The Best Way to Travel in France
Like most European destinations, France boasts a fantastic public transportation system, which offers visitors and locals alike a fast, convenient and inexpensive way to get from here to there. While there are plenty of options available, from taxi to minibus, one of the most popular means of transport in France is train. If you’re planning a visit in the near future, here are a few tips and pointers on train travel in France to help keep you safe and organized in your travels.
The trains available for passenger travel in France come in a variety of styles and offer a number of options to travel between just about all the major French cities and towns. The world-famous TGV, short for Trains à Grande Vitesse, provide a relaxing, high-speed way to get around. These amazing pieces of equipment can travel at speeds nearing 200mph, and offer a variety of options for passengers, including 1st class, 2nd class, duplex (double decker) cars and a convenient café bar. Despite its speed, the TGV offers a smooth, quiet ride from city center to city center. Alternately, there are Teoz coaches, which travel at a much slower pace but also offer a comfortable ride, with 1st and 2nd class options.
For those longer journeys, there is also the convenient option of an Intercités de Nuit, or overnight train ride. Sleep away the journey from Paris to other popular destinations like Nice, Cannes, Monaco, or Perpignan. Couchettes feature comfortable bunks for sleeping, complete with basic bedding, and passengers can choose from 1st and 2nd class options. It’s an excellent and extremely economic way to cover longer distances, plus you’ll save money on lodging at the same time! Purchasing tickets for train travel in France is fast and convenient. Passengers have the choice of buying them at the station just prior to setting off, or online in advance through various secure websites.
Train Travel Tips
- Validate Your Tickets – It is required that all tickets (with the exception of print-at-home) be validated just before you board the train. If you fail to do so, you may face a fine. You can find these small yellow electronic validation machines at the entrance to each platform with the label ‘Compostez votre billet’.
- Keep Your Passport Handy – You never know when someone may ask to check it, and you don’t want to have to be digging through bags to locate it.
- Dine at the Gare de Lyon – If you happen to be passing through Paris via the Gare de Lyon, you may want to consider stopping to enjoy a meal at the in-station restaurant called the ‘Train Bleu’. The food is a bit pricey, but it’s absolutely delicious and an experience you won’t soon forget. There’s also a bar at which you can enjoy a cocktail while waiting for your next train.
- Food and Drink in Transit – If you’re prefer, most long-distance French trains feature convenient café bars, which offer a variety of drinks, from coffee and tea to alcoholic beverages, as well as several food items to snack on. You’re also allowed to bring your own food and drink aboard, including a bottle of wine, if you’re so inclined.
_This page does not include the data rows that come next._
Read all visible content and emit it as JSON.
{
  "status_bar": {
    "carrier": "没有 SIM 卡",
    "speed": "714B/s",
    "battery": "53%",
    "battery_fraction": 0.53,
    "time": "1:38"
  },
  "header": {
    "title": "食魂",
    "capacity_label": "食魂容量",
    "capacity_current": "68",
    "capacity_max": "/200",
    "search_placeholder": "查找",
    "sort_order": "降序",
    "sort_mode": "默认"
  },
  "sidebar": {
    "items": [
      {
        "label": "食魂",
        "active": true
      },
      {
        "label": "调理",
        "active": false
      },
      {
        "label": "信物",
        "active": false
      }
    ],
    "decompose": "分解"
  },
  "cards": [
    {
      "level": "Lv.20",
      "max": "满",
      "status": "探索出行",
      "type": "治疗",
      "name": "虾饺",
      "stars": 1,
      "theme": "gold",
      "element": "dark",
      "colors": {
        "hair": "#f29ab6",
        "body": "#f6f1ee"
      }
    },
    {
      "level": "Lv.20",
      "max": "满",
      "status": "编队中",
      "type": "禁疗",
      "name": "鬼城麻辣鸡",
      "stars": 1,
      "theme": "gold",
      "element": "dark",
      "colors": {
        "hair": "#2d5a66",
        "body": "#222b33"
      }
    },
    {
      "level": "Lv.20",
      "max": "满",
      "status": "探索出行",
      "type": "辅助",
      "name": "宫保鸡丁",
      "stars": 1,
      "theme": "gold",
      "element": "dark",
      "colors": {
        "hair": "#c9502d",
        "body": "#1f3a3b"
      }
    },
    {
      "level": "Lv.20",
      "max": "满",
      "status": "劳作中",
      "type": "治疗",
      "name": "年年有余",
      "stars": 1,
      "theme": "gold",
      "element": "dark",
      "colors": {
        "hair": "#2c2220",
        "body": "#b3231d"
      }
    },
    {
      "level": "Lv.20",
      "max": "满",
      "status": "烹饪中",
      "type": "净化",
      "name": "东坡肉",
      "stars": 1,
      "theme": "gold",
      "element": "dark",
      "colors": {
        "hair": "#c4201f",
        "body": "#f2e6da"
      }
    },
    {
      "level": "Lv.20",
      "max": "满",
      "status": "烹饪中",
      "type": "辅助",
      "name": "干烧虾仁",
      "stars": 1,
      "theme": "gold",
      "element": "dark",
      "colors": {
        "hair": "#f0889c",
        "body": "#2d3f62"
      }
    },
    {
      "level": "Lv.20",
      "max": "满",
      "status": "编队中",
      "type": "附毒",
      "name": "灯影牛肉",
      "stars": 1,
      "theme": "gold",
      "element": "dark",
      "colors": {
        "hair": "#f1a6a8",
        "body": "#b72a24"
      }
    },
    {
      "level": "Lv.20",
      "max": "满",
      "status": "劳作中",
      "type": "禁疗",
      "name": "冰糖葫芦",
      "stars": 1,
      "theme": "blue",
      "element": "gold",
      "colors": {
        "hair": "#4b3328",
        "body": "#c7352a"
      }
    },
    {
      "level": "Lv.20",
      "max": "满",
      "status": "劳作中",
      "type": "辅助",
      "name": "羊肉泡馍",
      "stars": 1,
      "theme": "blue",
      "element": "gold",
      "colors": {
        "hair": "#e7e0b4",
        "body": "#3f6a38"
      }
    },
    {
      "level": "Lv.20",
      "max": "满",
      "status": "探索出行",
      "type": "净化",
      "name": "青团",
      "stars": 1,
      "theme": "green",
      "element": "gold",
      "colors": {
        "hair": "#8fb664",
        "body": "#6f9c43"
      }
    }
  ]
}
- Pack Light – Since there are no bag checks on French trains, try to pack as light as possible and keep belongings to one or two bags.
- Luggage – If you so choose, you can leave your luggage in a locker at certain stations for a small fee, and a designated amount of time (typically 48 hours), if you’d like to stay for a bit and see the sights.
- Protect Your Belongings – Take advantage of the locking mechanism of the overhead storage areas. Be particularly mindful when traveling on overnight trains and always keep your valuables safely secured either in locked containers or well-concealed on your person.
- Bikes – Many French trains allow you to bring a bike aboard for no charge, while others, like the Intercités de Nuits overnight trains and TGVs, may charge a nominal fee on certain routes. This is an especially nice feature, since France is among the most beautiful destinations for cycling.